But while I was finding these I was actually doing something important: Looking for fall wardrobe. Fall wardrobe that would be reporting-appropriate and chic. I already found the perfect pair of paints on my Labor Day shopping spree.

Wandering into H&M in itself made me feel like home. I went there after the delight of realizing shopping in America makes me one to two sizes smaller than I really am (sizes are measured larger here so as not to scare off customers who would be an XXL in Germany – they’re just an L here. Consequently, a small is rather large on me.)
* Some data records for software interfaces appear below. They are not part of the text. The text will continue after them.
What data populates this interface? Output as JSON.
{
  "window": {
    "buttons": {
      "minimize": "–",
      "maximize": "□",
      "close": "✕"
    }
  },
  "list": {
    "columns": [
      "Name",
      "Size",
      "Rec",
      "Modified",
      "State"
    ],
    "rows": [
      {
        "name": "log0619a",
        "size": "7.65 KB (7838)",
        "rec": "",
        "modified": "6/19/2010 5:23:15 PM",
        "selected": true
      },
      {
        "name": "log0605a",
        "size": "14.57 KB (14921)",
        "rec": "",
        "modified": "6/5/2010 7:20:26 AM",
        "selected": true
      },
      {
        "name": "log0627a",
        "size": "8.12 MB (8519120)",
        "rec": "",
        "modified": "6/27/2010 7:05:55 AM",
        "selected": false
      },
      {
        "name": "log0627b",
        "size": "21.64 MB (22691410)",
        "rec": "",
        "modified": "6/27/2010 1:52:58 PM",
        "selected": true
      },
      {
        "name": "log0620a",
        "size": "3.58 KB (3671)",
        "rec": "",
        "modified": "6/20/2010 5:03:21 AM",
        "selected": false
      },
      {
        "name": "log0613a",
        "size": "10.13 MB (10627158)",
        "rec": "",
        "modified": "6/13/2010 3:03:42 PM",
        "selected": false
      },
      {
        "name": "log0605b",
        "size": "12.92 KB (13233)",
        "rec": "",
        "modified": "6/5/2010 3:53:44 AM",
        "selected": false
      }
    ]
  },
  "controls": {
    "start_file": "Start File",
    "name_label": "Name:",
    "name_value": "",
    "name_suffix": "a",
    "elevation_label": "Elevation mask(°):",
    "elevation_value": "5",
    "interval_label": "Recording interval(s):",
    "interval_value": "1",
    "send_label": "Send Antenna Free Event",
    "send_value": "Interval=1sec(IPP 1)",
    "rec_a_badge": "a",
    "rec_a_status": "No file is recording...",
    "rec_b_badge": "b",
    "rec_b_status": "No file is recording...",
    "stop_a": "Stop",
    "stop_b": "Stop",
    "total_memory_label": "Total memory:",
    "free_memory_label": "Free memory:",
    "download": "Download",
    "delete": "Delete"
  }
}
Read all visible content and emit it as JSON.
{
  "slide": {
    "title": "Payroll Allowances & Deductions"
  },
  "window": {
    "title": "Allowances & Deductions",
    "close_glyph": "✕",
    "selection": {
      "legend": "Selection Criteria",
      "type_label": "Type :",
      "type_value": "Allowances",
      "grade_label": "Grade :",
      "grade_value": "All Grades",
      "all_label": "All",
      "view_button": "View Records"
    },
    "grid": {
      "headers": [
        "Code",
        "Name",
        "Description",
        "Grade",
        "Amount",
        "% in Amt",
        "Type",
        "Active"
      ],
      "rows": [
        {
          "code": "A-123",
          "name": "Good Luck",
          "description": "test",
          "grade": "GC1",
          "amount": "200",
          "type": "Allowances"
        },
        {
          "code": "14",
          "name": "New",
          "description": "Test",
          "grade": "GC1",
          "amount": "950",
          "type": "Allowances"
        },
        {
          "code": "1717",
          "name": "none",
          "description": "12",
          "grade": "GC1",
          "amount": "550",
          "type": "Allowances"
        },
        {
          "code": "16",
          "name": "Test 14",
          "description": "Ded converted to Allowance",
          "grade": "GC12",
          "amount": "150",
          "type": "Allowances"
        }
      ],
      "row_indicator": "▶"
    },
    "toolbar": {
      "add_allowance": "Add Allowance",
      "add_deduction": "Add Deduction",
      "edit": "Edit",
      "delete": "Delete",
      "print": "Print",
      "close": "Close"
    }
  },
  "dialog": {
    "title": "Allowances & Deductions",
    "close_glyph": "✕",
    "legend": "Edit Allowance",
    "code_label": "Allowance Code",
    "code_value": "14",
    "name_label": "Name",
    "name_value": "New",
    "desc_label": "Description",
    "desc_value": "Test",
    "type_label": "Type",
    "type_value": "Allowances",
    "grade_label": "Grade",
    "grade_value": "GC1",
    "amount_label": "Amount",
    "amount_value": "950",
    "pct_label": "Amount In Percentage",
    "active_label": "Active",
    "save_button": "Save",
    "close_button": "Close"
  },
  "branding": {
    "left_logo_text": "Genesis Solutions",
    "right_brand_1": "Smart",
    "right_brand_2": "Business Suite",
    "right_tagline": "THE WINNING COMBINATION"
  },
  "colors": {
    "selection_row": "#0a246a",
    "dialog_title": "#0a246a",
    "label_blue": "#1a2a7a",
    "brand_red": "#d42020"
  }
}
I’m still looking for the perfect blazer, and a candidate for the perfect shoes is this one (the 5 cm heel is hidden! they’re a miracle of optical illusion). If you have any fashion tips, let me know! Otherwise, I’ve been doing pretty good so far. My bank account, not so much. But that’s a different story. At least I’ll be a pretty well dressed reporter next quarter.

The internet is not for free

This post is a shout-out to Mary, who is currently suing big German publisher Burda because they grabbed nine pictures of her blog, used them in a photo spread without crediting her and then declined to pay her the appropriate reimbursement (a story Nadine alerted me to).

Mary writes:

“Die Summe, die ich noch einfordere, ist nicht sonderlich hoch. Geklagt habe ich natürlich, weil für mich eine kleine Summe trotzdem ziemlich viel Geld ist. Und weil ich im Recht bin: weil es nicht sein kann, dass ein Verlag, der derzeit wie kaum ein anderer darauf pocht, dass das Internet kein Umsonst-Laden ist, sich dann dort einfach bedient, wissend, dass sie im Unrecht sind.”

(“The amount I am asking for is not exceptionally large. I sued, of course, because even a small amount is a lot of money for me. And because I’m right: because it’s incredible that a publisher, who like no other stresses right now that the internet is not for free, can just help themselves [to my work] online knowing that they are wrong.”)

Mary shows the pictures Burda ripped off of her blog.

Mary shows some of the pictures Burda ripped off of her blog.

This tactic, unfortunately, seems rather wide-spread with large media companies. Even in our first few months of journalism school, the Chicago Tribune has already ripped off one of my classmates’ story. They published her article under the byline of one of the Tribune’s reporters, giving Eleanore a “submitted by” credit at the end of the story, even though he had reported and written the whole thing.

It’s schizophrenic: On one hand, media organizations are raising hell because “bloggers” are “stealing” their content online, and then they go and rip off bloggers and other journalists. Another thing that seems to be quite popular is translating articles from English-language publications such as the Washington Post or New York Times and selling them as own research (well, they did make that one call to get an “expert’s” opinion, so there you have it).

These events describe the media organizations’ problems online better than any 17 theses: They just don’t understand the internet culture. It’s not my information or your information. If you find something online that’s funny, interesting, spectacular, and you want to spread the word and use that – do it, but credit it, damn it!

Coming to think of it, this is similar to thesis no. 7: the net demands a network aka links. Online, we have a conversation, not a one-way-street. And if media organizations still think they can blatantly rip off other people’s work, they are in for a rough awakening, one that’s completely deserved.

PS: Mehr zu Mary’s Blog Stil in Berlin beispielsweise hier. Ah, I love Berlin’s special style.


… so I was playing around with tapmag’s twitter profile. I was trying to be cosmopolitan and wrote “Berlin, Chicago and around the world” into the “location” field, and that’s what happend:



But since we’re talking about it: follow tapmag on twitter! I’ve hijacked the account (with permission from the fellow tapmaggers) and will be posting some random, some interesting, some funny, and some silly. Just the way it’s supposed to be.

Of course, the other four are talking through twitter, too, so don’t wonder if the feeds seems to be written by someone with a split personality, because that’s essentially what it is.

By the way, writing in “everywhere” as location works.